HUMAN STUDY #1, 5RNP

 

 

5RNP

Human Study #1, 5RNP is an installation where the human becomes an actor. In a scene reminiscent of a life drawing class, the human takes the sitter’s role to be sketched by 5 robots. When the subject arrives by appointment, he is seated in an armchair. An assistant attaches sheets of paper on to the robots’ desks and wakes each one up, twisting its arm or knocking three times.

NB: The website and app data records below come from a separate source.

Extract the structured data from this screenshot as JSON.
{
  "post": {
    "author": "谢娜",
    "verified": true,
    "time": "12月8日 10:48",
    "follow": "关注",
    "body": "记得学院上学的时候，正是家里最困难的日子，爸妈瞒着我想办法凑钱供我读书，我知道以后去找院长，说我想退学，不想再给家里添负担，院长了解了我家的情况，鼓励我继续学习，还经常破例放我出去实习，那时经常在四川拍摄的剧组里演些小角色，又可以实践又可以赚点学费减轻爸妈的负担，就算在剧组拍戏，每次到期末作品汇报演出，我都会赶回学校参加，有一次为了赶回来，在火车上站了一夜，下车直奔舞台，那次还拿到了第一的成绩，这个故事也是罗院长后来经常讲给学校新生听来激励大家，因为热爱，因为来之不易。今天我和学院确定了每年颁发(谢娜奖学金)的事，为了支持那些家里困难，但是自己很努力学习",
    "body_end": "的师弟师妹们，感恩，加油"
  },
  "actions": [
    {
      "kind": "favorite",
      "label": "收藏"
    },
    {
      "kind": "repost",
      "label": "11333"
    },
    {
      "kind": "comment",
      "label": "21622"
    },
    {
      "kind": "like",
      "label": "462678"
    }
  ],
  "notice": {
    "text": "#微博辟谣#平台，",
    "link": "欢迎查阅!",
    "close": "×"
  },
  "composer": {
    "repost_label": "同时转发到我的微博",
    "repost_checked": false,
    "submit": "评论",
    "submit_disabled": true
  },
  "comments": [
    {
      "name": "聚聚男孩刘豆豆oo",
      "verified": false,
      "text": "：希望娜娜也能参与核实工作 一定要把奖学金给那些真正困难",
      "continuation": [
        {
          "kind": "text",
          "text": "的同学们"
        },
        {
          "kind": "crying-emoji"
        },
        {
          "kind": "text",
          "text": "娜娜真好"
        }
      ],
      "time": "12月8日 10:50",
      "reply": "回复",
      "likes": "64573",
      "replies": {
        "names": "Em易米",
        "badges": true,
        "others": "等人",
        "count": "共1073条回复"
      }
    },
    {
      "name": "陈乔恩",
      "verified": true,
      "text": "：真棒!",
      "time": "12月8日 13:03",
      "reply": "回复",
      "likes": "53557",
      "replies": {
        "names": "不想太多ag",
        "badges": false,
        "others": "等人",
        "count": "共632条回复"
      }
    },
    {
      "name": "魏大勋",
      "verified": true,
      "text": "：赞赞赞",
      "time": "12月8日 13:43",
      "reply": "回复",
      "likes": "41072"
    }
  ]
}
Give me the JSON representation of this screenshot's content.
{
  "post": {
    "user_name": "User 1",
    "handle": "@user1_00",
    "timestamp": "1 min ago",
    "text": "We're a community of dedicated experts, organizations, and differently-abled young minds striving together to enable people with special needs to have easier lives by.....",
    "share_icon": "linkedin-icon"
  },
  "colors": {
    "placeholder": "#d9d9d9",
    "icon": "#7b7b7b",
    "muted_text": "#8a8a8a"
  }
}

The robots, stylised minimal artists, are only capable of drawing obsessively. Their bodies are old school desks on which the drawing paper is pinned. Their left arms, bolted on the table, holding black Bic biros, are only able to draw. The robots, named PaulIII.( a,b,c,d,e), all look alike except for their eyes, either obsolete digital cameras, or lowres webcam. Their eyes focus on the subject or look at the drawing in progress. The drawing sessions last up to 40 min, during which time the human cannot see the drawings in progress. The sitter only sees the robots alternating between observing and drawing, sometimes pausing. The sounds produced by each robot’s motors create an improvised soundtrack. The sitter is in an ambivalent position, at the mercy of the robots’ scrutiny, but also as an object of artistic attention. As the model in a life drawing class, the human is without personality, an object of study. The human sitter is passive, the robots taking what is perceived as the artistic role. Although immobile, the model is active in keeping the pose, for the spectators the sitter is an integral part of the installation.

The RNP was originally developed by Tresset to palliate a debilitating painter’s block. It could be seen as a creative prosthetic or a behavioral selfportrait. Even if the way Paul draws is based on Tresset’s technique, its style is not a pastiche of Tresset’s, but rather an interpretation influenced by the robot’s characteristics. The drawings progressively cover the gallery’s walls, day after day.

5RNP was premiered at the Merge festival in association with Tate Modern in London in 2012, it has since been exhibited at the Museum of Modern and Contemporary Arts (Seoul) at Ars Electronica 2014 (Linz), BOZAR (Brussels), Variation (Paris), BIAN (Montreal), Update_5 (Ghent) where it was awarded the Prix du Public and 3rd Prix du Jury.